    1. Assess Your Financial Stability: Evaluate your current financial situation before considering a home equity loan. Ensure you have a stable income and a solid plan for repaying the loan. Remember, defaulting could lead to foreclosure.
    2. Understand the Full Costs: Beyond the principal amount, you must account for all the associated costs, including interest rates, fees, and any penalties for early repayment. These can affect the total cost of the loan and should factor into your decision.
    3. Consider Your Long-Term Goals: How does taking out a home equity loan fit into your broader financial goals? Whether it is renovating your home to increase its value or consolidating debt to simplify finances, make sure the loan aligns with your objectives.
    4. Evaluate the Market: The real estate market fluctuates, and so does home equity. Borrowing during a market high means you might be borrowing at peak equity, but if the market dips, you could find yourself owing more than your home is worth.
    5. Plan for Repayment: Create a realistic repayment plan. Consider how a fixed or variable interest rate will affect your monthly payments and whether you can manage those payments over the life of the loan.
    6. Explore Alternatives: Home equity loans are not the only way to finance large expenses. Compare other financing options, like personal loans, credit cards, or mortgage refinance, to determine which option offers the best terms for your needs.

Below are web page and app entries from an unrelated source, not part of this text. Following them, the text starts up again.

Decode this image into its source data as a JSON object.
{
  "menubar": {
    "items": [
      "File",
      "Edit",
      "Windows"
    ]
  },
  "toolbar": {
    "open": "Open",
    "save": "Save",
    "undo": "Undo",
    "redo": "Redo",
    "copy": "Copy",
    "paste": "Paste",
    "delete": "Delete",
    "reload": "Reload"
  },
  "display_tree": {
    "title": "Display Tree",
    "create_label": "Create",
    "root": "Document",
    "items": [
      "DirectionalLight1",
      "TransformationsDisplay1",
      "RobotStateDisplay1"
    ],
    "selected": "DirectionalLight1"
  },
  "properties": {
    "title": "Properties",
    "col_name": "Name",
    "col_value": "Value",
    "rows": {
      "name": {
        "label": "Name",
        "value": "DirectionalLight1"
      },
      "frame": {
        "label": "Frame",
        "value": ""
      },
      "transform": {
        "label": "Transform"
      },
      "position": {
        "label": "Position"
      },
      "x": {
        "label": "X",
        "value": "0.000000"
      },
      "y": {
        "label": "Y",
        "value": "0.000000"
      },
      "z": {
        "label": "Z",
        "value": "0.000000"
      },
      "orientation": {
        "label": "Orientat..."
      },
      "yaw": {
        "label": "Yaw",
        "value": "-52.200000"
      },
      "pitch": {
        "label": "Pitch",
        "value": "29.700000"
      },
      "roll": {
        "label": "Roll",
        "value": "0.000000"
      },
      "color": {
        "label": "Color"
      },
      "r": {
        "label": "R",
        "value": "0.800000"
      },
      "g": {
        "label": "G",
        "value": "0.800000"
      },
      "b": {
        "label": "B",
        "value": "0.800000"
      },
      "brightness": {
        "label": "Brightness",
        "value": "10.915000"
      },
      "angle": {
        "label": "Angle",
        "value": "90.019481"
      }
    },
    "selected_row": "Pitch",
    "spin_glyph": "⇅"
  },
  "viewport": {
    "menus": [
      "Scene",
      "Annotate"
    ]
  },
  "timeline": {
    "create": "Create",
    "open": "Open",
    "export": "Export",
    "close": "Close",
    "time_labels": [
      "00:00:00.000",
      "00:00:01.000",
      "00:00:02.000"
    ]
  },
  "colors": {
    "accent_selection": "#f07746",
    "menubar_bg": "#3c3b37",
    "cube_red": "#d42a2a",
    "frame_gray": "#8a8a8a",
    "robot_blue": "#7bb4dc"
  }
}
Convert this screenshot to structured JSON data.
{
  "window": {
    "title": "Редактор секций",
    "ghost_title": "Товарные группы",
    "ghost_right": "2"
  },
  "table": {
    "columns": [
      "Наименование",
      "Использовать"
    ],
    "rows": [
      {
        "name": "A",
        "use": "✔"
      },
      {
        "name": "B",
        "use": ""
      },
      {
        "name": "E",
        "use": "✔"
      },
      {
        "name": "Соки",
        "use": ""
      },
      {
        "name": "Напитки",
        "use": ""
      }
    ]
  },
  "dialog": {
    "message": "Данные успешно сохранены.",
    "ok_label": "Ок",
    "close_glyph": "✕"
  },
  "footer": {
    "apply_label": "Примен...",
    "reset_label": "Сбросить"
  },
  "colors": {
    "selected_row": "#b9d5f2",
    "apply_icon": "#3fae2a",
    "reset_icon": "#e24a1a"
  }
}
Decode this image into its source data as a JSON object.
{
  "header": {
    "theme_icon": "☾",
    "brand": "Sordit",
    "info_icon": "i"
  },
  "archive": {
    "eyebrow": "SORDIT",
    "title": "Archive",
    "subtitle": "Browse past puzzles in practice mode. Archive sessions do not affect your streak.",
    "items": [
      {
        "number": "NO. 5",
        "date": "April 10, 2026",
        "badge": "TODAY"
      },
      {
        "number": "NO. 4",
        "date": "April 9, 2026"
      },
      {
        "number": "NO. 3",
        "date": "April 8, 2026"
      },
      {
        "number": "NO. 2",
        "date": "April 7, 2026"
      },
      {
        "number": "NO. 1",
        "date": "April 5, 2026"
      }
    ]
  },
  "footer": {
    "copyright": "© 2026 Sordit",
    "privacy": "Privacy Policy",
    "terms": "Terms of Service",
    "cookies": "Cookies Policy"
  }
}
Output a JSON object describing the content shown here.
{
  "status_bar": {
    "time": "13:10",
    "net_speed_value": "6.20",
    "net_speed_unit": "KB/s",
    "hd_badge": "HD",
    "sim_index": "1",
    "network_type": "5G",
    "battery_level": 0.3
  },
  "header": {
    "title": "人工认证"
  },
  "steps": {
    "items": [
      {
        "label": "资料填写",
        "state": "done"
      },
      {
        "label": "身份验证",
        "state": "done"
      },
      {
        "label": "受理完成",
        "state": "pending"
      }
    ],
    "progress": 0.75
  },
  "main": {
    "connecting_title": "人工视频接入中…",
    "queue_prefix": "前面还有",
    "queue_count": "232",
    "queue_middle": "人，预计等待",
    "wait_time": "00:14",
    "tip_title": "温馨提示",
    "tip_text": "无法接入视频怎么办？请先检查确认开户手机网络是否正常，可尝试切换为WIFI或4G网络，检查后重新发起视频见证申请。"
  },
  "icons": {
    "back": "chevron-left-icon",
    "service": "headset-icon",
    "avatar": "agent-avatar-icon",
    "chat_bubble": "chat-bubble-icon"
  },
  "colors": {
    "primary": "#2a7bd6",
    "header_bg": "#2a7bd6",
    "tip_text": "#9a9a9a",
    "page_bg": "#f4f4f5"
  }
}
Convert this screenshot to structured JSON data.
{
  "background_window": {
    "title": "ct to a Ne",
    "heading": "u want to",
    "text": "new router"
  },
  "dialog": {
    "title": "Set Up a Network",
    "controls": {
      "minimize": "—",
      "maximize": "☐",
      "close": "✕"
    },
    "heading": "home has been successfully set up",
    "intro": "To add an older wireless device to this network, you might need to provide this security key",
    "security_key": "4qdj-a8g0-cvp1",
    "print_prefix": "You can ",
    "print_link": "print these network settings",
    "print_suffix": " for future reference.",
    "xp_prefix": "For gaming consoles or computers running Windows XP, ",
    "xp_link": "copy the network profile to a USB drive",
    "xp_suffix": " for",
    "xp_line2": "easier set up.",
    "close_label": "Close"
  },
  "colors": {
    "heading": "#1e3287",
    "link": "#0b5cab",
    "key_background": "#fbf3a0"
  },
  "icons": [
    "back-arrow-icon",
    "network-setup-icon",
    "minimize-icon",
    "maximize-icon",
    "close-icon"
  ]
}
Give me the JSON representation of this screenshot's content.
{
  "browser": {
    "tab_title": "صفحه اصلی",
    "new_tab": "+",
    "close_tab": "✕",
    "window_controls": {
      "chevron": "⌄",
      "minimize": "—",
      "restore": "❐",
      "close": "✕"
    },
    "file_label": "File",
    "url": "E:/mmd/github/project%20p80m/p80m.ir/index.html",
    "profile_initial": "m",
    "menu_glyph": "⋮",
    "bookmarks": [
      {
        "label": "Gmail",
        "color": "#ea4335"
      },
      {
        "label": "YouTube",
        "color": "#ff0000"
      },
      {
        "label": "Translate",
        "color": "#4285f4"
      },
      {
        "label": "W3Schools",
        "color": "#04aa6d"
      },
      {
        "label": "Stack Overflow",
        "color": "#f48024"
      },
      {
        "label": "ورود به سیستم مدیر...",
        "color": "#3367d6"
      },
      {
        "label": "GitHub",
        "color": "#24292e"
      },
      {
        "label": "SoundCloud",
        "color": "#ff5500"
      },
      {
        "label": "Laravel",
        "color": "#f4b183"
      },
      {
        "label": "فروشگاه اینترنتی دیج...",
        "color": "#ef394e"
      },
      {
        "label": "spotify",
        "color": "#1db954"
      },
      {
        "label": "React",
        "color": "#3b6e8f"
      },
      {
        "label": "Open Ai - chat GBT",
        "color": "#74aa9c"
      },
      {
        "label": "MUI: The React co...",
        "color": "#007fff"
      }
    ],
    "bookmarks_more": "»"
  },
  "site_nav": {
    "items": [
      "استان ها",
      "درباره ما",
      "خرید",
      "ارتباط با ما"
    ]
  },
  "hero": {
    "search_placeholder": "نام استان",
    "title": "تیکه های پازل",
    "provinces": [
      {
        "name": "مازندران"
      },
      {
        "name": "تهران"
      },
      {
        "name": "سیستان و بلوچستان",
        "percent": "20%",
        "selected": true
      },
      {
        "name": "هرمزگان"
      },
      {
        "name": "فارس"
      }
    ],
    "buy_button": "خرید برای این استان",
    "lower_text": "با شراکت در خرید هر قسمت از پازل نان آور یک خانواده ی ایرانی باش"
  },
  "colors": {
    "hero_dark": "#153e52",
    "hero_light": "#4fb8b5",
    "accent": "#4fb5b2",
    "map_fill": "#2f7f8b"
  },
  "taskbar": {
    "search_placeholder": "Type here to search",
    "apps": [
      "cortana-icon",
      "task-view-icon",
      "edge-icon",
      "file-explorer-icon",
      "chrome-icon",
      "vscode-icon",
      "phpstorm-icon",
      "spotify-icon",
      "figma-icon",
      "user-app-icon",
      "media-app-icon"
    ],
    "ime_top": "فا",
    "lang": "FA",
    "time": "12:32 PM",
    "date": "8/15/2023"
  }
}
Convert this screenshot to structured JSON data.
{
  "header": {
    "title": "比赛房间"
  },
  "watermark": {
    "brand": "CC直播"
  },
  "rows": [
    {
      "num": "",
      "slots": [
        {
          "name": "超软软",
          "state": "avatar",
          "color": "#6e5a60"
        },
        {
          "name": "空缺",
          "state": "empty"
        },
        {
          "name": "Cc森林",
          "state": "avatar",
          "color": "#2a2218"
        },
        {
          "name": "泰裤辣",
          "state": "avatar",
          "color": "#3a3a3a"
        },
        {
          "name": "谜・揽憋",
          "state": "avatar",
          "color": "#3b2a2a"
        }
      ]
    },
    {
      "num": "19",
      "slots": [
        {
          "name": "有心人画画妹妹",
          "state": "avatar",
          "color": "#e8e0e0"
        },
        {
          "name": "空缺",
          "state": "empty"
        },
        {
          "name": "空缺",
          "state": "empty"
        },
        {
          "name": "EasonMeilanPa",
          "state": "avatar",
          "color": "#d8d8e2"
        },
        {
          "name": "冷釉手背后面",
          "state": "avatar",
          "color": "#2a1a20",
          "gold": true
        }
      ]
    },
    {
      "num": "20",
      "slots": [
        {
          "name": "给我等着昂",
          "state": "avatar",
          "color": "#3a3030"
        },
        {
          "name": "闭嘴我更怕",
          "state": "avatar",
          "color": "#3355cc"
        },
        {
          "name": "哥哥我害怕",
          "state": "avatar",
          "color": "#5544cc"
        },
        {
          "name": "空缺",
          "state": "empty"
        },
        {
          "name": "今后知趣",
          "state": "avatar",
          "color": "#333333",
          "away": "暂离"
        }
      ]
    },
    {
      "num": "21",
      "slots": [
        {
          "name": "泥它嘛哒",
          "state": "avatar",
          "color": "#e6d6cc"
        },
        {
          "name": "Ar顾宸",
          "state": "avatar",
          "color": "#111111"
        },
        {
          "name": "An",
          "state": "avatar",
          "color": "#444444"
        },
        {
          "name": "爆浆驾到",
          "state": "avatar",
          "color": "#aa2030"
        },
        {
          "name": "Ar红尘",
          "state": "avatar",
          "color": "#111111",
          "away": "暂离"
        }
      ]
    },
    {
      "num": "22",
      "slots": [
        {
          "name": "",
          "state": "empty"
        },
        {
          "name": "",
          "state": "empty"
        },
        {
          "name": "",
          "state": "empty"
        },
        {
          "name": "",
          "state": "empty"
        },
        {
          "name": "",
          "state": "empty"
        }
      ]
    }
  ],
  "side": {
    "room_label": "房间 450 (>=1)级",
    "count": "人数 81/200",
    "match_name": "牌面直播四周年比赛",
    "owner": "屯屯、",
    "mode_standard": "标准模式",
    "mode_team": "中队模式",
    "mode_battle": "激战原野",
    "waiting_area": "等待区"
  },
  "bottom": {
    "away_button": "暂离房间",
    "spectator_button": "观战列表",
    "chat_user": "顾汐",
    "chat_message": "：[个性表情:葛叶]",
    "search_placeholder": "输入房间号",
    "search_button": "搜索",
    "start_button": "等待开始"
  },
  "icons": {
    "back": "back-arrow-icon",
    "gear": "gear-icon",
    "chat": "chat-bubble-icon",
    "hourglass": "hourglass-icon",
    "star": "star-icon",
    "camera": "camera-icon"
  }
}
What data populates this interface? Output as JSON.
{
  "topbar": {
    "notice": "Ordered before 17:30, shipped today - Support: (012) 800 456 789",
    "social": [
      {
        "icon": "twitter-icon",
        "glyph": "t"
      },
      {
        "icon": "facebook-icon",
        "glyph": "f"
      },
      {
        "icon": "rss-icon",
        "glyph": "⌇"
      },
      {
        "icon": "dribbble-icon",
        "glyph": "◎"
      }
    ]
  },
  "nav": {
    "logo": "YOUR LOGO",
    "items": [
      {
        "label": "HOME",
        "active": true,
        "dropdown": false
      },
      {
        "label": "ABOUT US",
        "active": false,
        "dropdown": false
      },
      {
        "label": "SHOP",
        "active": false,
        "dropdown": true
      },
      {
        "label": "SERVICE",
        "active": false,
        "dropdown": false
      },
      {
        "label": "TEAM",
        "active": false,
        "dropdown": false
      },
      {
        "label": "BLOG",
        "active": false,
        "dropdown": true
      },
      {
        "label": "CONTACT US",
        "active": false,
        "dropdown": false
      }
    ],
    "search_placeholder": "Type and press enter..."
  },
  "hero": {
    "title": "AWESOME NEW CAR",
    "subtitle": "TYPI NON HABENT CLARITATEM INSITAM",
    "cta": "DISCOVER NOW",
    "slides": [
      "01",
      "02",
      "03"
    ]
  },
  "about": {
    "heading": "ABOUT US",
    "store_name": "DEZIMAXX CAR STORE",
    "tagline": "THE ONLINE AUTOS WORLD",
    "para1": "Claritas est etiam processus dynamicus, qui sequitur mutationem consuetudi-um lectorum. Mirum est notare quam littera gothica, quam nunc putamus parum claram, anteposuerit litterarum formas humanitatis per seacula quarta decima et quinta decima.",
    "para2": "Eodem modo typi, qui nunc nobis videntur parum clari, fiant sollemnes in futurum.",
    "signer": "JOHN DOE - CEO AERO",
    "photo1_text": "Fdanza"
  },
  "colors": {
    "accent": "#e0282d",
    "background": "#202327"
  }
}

    Importance of Consulting with Financial Advisors

    Making the final decision to leverage home equity should not be done in isolation. Consulting with a financial advisor can provide several benefits:

  • Personalized Advice: A financial advisor can offer tailored advice based on your financial picture, helping you understand how a home equity loan fits into your long-term plan.
  • Risk Assessment: They can help you assess the risks, weighing the pros and cons in the context of your financial stability and goals.
  • Exploring Alternatives: Financial advisors can introduce you to alternative financing options you might not have considered, ensuring you are not overlooking a better solution.
  • Tax Implications: Understanding potential home equity loan tax benefits and limitations can be complex. An advisor can provide clarity on how the loan may impact your taxes.
  • Future Planning: A good advisor looks beyond the immediate transaction, helping you plan for future financial scenarios, including the potential sale of your home or changes in the market.

  • Is Home Equity Financing Right for You?

    Leveraging home equity for financing presents benefits, yet it is crucial to carefully consider the possible drawbacks and consult with a financial advisor before deciding. By assessing your financial stability, setting clear objectives, and understanding the current market conditions, you can develop a realistic repayment plan and explore various options. This approach will help you choose a solution that meets your financial needs. Remember, using home equity must be carefully thought out to ensure it is the best option for your future.

    Seeking advice from financial advisors is crucial to making a well-informed decision on home equity. Their expertise can help you evaluate your options and proceed confidently with your financing plans.

    Evaluating all aspects of home equity use is key to avoiding financial pitfalls and securing your financial future. If you are considering using your home equity for financing, ensure your decision fits your goals and situation. Your home is not just an asset but also your residence. By evaluating all factors and seeking expert advice, you can make a decision that strengthens your financial future.